== Segment start ==

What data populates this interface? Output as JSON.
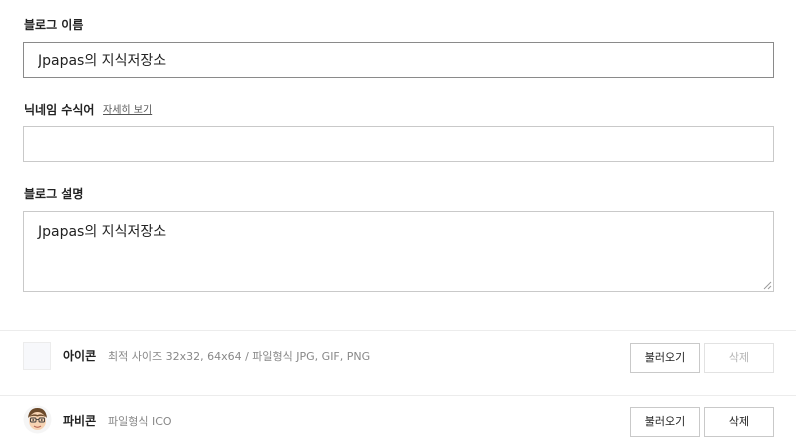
{
  "blog_name": {
    "label": "블로그 이름",
    "value": "Jpapas의 지식저장소"
  },
  "nickname_keyword": {
    "label": "닉네임 수식어",
    "help_link": "자세히 보기",
    "value": ""
  },
  "blog_description": {
    "label": "블로그 설명",
    "value": "Jpapas의 지식저장소"
  },
  "icon_row": {
    "title": "아이콘",
    "description": "최적 사이즈 32x32, 64x64 / 파일형식 JPG, GIF, PNG",
    "load_label": "불러오기",
    "delete_label": "삭제",
    "delete_disabled": true
  },
  "favicon_row": {
    "title": "파비콘",
    "description": "파일형식 ICO",
    "load_label": "불러오기",
    "delete_label": "삭제",
    "delete_disabled": false
  },
  "colors": {
    "border": "#c9c9c9",
    "disabled_text": "#b5b5b5",
    "muted_text": "#888888"
  }
}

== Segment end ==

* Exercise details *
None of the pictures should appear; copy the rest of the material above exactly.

* Written answer *
What data populates this interface? Output as JSON.
{
  "blog_name": {
    "label": "블로그 이름",
    "value": "Jpapas의 지식저장소"
  },
  "nickname_keyword": {
    "label": "닉네임 수식어",
    "help_link": "자세히 보기",
    "value": ""
  },
  "blog_description": {
    "label": "블로그 설명",
    "value": "Jpapas의 지식저장소"
  },
  "icon_row": {
    "title": "아이콘",
    "description": "최적 사이즈 32x32, 64x64 / 파일형식 JPG, GIF, PNG",
    "load_label": "불러오기",
    "delete_label": "삭제",
    "delete_disabled": true
  },
  "favicon_row": {
    "title": "파비콘",
    "description": "파일형식 ICO",
    "load_label": "불러오기",
    "delete_label": "삭제",
    "delete_disabled": false
  },
  "colors": {
    "border": "#c9c9c9",
    "disabled_text": "#b5b5b5",
    "muted_text": "#888888"
  }
}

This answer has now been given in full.